We use the news-based physical (PRI) and transition (TRI) risk indices of Bua et al. (2022). First, we estimate the impact of physical and transition risk on the time-varying long-term correlation between clean energy and technology stocks using DCC-MIDAS (Colacito et al., 2011; Conrad et al., 2014). Second, we assess the effect of PRI and TRI on the short-term, i.e., daily correlation dynamics estimated via DCC-GARCH and rolling window correlations. Our results demonstrate that an increase in physical and transition risks contributes to a higher long-term correlation between clean energy and technology stocks. We find a more robust effect originating from transition risk, suggesting that, for instance, regulatory climate actions may contribute stronger to an intensified long-term connectedness between both sectors than actual physical climate hazards. However, in the short run, physical risk is negatively related to daily correlations, while transition risk appears less relevant. Our findings indicate that this is due to a higher sensitivity of clean energy stock returns to physical climate risk. Technology stock returns show smaller short-term reactions to physical risk shocks, resulting in a temporarily decreased correlation. We control for a number of covariates, including market volatility, economic policy uncertainty, business cycle variations, and oil price changes. By comparing the results for PRI and TRI with the climate risk indices of Engle et al. (2020) and Gavriilidis (2021), we further demonstrate the importance of differentiating between transition and physical climate risks.

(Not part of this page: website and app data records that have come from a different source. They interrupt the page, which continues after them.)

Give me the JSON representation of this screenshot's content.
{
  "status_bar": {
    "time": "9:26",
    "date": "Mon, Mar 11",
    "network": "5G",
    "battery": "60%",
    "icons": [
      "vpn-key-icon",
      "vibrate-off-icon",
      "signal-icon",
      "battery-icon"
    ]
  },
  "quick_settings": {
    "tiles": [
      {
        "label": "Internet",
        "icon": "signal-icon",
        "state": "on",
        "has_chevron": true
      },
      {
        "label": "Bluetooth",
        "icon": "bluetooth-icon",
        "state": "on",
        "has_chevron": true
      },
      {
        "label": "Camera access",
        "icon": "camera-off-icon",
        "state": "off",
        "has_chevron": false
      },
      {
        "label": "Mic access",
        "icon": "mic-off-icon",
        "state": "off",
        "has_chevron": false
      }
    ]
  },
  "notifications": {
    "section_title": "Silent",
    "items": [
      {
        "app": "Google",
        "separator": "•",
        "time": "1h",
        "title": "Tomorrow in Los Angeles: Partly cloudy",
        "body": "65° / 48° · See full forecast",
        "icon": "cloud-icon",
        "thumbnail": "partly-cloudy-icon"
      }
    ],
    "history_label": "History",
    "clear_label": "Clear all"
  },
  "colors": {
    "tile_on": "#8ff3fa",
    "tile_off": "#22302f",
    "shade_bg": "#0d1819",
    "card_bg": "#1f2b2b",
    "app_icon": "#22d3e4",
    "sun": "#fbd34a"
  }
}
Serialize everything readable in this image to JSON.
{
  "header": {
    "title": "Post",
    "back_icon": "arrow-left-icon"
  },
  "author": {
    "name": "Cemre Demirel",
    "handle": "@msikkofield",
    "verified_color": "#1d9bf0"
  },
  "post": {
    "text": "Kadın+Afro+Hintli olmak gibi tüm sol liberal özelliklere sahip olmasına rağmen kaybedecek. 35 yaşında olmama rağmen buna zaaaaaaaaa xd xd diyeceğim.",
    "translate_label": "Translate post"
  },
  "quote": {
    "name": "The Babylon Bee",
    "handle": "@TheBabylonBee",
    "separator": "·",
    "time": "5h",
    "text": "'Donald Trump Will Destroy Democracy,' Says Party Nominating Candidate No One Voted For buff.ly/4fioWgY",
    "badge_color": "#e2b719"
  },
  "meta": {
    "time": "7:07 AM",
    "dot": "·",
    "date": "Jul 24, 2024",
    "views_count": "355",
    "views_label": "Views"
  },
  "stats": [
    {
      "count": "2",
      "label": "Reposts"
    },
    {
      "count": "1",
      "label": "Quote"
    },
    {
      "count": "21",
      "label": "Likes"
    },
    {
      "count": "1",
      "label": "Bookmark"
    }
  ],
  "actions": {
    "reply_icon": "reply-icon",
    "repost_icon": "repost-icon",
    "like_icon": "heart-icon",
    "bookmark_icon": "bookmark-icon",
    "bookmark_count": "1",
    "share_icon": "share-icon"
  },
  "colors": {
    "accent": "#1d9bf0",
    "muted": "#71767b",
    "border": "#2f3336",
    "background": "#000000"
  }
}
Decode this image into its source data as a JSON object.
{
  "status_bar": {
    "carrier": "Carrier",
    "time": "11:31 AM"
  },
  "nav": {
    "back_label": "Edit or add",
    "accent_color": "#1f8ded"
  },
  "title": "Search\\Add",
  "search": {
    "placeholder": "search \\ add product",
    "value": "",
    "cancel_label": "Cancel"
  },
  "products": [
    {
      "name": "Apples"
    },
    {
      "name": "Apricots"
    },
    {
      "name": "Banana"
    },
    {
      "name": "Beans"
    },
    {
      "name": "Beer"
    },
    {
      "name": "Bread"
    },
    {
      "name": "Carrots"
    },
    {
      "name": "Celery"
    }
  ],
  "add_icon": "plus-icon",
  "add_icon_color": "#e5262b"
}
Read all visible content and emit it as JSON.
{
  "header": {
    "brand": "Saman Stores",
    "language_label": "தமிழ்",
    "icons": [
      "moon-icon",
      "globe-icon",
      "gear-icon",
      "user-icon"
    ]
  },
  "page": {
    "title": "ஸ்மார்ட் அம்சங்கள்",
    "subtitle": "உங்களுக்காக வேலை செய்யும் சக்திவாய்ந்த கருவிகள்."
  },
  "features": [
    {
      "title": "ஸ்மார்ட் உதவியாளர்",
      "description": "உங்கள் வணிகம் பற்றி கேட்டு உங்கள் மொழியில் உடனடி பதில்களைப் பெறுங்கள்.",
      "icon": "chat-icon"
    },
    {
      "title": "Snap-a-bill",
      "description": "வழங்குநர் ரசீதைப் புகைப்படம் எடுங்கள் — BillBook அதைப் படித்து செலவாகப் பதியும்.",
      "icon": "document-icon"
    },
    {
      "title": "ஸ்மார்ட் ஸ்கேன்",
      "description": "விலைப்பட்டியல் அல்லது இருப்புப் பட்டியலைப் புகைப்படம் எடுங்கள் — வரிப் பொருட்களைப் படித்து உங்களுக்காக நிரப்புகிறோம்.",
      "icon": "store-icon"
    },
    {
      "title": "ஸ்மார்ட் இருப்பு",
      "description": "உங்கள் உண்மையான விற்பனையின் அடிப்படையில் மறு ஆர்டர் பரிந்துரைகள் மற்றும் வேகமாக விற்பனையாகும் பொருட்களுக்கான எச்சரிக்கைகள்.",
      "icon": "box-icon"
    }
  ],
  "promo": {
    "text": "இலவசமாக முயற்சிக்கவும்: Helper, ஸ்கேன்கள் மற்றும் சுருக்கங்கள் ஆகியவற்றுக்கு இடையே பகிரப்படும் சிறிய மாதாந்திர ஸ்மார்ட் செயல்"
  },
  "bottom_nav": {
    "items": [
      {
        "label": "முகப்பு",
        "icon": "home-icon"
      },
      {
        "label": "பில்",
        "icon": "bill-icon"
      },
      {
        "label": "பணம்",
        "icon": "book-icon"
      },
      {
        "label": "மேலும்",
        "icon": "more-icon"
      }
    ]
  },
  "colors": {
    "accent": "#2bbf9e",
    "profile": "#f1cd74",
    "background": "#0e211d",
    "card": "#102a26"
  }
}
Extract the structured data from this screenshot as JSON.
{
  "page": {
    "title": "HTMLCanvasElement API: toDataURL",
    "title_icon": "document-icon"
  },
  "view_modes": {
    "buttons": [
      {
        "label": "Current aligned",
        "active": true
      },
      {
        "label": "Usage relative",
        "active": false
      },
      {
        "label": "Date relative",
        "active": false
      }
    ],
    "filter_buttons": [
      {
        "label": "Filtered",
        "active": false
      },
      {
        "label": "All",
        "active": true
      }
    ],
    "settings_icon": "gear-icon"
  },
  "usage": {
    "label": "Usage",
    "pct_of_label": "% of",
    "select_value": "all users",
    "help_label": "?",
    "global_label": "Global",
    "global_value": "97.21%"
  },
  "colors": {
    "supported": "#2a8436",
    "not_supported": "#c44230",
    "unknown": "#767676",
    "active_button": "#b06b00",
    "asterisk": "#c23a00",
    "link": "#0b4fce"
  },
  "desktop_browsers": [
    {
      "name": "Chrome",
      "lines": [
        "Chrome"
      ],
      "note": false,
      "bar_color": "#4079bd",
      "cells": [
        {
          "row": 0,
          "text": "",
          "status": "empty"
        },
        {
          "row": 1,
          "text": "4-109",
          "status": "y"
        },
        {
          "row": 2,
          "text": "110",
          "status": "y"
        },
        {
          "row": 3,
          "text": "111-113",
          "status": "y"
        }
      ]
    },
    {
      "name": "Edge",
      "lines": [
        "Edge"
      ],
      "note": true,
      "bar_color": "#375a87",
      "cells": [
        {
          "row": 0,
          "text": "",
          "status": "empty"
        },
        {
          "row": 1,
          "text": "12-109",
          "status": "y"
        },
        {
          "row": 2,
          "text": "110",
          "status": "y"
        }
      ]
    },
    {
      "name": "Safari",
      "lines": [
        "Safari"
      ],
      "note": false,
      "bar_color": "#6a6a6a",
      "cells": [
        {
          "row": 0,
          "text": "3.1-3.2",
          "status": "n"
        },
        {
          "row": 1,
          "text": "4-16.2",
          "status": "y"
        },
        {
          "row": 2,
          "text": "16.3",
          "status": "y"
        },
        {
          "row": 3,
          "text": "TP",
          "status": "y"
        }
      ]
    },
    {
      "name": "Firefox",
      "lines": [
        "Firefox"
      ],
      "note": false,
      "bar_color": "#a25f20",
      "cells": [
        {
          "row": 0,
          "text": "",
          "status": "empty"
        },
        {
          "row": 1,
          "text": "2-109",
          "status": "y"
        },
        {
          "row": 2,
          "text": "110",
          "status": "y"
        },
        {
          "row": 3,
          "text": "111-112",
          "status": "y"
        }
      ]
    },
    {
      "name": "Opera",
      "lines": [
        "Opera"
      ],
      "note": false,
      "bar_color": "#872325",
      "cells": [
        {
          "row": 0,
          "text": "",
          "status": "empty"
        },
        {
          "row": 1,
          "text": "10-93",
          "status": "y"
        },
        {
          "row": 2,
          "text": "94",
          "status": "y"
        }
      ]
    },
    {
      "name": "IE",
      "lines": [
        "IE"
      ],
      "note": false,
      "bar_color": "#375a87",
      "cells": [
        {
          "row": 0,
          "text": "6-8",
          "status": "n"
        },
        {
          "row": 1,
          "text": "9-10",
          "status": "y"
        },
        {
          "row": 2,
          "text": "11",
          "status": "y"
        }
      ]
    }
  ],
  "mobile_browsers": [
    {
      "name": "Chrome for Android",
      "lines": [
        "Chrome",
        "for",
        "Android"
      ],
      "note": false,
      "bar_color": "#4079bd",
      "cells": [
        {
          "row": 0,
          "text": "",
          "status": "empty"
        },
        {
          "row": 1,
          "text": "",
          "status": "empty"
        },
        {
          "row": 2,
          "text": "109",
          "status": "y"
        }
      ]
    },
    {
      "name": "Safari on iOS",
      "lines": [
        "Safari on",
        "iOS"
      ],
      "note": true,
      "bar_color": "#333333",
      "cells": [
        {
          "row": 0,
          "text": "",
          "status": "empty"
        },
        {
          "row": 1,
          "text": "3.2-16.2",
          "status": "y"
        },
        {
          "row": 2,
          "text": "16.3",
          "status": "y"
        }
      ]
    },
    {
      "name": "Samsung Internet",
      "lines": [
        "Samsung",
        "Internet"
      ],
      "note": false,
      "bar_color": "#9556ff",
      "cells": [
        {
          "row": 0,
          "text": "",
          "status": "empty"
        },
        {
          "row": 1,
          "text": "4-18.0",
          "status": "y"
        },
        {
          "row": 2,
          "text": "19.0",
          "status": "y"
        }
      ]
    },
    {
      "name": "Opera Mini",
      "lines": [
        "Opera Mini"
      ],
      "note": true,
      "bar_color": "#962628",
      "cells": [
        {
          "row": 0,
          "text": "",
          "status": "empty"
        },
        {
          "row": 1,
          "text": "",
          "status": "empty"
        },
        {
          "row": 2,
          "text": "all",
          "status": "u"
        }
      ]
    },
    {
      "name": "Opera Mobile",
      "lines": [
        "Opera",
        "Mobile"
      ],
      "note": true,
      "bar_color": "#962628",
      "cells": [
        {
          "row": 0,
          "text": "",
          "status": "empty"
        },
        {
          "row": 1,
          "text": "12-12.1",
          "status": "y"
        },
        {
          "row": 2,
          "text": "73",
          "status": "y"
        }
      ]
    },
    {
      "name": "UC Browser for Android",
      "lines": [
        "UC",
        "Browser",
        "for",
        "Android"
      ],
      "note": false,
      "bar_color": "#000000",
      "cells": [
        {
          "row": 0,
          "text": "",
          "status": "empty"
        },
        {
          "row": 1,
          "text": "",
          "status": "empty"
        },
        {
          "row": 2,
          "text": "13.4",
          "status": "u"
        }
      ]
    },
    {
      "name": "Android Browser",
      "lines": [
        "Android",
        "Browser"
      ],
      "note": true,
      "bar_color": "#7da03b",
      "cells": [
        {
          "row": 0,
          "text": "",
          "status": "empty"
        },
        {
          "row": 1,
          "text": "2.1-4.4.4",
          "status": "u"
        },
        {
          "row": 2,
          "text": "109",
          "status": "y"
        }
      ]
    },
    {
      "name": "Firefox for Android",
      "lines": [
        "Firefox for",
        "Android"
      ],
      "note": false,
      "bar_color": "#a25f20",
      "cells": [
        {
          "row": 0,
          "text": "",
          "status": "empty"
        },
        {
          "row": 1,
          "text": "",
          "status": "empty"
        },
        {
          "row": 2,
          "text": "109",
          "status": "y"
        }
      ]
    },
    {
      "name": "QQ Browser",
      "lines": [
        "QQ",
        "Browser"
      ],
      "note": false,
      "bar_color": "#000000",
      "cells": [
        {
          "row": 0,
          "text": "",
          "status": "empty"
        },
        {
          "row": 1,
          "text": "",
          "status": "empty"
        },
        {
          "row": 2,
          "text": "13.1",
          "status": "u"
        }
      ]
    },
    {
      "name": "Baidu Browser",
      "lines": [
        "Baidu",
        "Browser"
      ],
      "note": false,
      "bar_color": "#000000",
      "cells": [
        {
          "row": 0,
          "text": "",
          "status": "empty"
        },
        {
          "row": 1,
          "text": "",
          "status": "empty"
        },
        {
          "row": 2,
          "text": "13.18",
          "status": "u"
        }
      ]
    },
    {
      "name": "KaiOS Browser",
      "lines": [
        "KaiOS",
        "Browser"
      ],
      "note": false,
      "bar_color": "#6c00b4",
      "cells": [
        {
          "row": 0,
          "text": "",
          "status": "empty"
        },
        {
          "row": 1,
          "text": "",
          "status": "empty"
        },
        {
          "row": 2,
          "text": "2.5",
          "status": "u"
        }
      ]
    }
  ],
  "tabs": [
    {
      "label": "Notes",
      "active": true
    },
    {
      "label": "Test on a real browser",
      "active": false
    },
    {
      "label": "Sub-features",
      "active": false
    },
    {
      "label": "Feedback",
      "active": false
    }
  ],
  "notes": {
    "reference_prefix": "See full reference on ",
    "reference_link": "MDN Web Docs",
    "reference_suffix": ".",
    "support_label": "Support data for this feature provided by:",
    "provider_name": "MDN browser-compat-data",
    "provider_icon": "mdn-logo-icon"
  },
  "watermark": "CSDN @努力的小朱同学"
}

The identified effects of physical and transition risk on the short- and long-term relationship between clean and technology stocks are potentially helpful for investment decisions. The co-movement between clean energy and technology stocks and its positive association with transition risks suggests that stocks of the two sectors are moving closer together over the long run, e.g., in response to new climate-related regulations, thereby affecting the level of portfolio diversification. Thus, investors should carefully evaluate transition and physical climate risks when making inferences on the long-term correlation between clean energy and technology stocks for asset allocation, portfolio optimization, and risk management. Our findings can also have important policy implications. Sadorsky (2012) points out a potential dilemma for investors, who might be inclined to invest in technology stocks rather than clean energy firms, since both are highly correlated, but the latter are generally considered a more risky investment. Our results reinforce this concern, as the correlation is expected to increase in the future with further increased climate risks. Regulators may need to keep an eye on it and, if necessary, ensure an appropriate investment environment for the clean energy sector.

Our work leaves scope for future research. Future studies can, for example, revisit findings on the nexus of oil prices, technology, and clean energy stocks to explore return and risk spillovers under the explicit consideration of climate-related risks.